Amyloid aggregation of Bacillus circulans xylanase under a native condition and its modulation by beta‐amyloid‐derived peptide fragments
Timothy Charlton, Vandan Shah, Tonianna Lynch, Jason Candreva, Edward Chau, Yan Xi Yang, Hyunjoo Kim, Amy Wood, Jin Ryoun Kim
Aggregation of intrinsically disordered proteins into fibrils is implicated in many neurodegenerative diseases. Amyloid aggregation is a generic property of proteins as evidenced by globular proteins that often form amyloid aggregates under partially denaturing conditions. Recently, multiple lines of evidence suggest that amyloid aggregation of globular proteins can also occur under native conditions. Unfortunately, the amyloid aggregation under native conditions has been demonstrated with only a handful of cases. Engineering a globular protein’s amyloid aggregation may benefit from its fusion to an amyloid‐derived fragment with reduced aggregation propensity. Unfortunately, the impacts of such fragments on the amyloid aggregation under native conditions have yet to be examined. In this study, we show that a globular protein, Bacillus circulans xylanase (BCX), can aggregate to form amyloid fibrils under a native condition. When mixed with or fused to BCX, the non‐self‐aggregating fragments, KLVFWAK and ELVFWAE – which were derived from beta‐amyloid (Abeta) – modulated the BCX amyloid aggregation to a different extent. This study also provides insight into a correlation between kinetic stability and amyloid aggregation of BCX, and supports a view that the Abeta‐derived fragments can be useful for modulating amyloid aggregation of some, though not all, proteins.

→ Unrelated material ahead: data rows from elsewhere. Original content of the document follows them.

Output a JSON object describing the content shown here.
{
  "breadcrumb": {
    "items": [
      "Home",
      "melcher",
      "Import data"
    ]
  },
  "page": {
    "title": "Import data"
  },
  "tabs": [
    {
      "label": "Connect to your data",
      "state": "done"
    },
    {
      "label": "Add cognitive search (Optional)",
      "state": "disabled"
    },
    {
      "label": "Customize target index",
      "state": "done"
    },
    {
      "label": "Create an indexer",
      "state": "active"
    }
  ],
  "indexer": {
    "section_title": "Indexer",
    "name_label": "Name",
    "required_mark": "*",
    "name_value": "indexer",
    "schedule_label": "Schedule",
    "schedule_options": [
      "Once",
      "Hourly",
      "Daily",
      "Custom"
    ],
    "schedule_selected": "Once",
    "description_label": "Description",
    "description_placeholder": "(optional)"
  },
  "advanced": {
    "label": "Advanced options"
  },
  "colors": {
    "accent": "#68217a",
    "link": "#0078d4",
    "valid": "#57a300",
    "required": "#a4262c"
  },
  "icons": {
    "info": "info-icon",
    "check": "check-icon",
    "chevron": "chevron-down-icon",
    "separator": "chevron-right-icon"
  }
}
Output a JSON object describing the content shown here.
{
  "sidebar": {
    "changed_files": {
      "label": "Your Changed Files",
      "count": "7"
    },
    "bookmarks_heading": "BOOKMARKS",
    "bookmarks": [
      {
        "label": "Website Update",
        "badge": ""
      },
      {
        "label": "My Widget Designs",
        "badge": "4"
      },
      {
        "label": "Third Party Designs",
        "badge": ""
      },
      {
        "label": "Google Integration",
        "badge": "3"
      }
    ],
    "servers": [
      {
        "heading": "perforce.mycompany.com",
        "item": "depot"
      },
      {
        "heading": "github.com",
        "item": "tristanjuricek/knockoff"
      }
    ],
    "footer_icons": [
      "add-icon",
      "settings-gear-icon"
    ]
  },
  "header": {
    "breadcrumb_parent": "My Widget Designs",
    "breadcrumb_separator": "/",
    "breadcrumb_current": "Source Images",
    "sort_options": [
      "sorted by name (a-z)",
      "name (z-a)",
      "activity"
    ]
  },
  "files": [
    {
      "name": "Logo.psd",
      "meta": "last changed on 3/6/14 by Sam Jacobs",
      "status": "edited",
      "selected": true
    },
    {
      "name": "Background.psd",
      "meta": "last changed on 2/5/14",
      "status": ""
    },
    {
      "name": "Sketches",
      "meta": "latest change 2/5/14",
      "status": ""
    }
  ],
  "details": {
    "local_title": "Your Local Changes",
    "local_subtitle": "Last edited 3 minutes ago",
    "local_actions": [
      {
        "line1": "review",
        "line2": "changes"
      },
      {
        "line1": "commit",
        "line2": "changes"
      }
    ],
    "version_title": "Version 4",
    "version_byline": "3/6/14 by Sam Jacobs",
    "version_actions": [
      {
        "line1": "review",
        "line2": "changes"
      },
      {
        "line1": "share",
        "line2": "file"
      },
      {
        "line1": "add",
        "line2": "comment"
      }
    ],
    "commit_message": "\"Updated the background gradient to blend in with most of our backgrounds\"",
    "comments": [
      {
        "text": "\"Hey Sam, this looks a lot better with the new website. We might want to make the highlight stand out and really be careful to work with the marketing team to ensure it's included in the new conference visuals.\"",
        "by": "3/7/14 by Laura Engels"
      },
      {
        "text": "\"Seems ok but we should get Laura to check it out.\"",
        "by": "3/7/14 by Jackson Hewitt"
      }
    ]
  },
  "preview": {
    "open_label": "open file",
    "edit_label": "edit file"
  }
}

Circular dichroism, Secondary structure, Aggregation, Thermal stability, Protein folding, Chemical stability, Thermodynamics, Biochemistry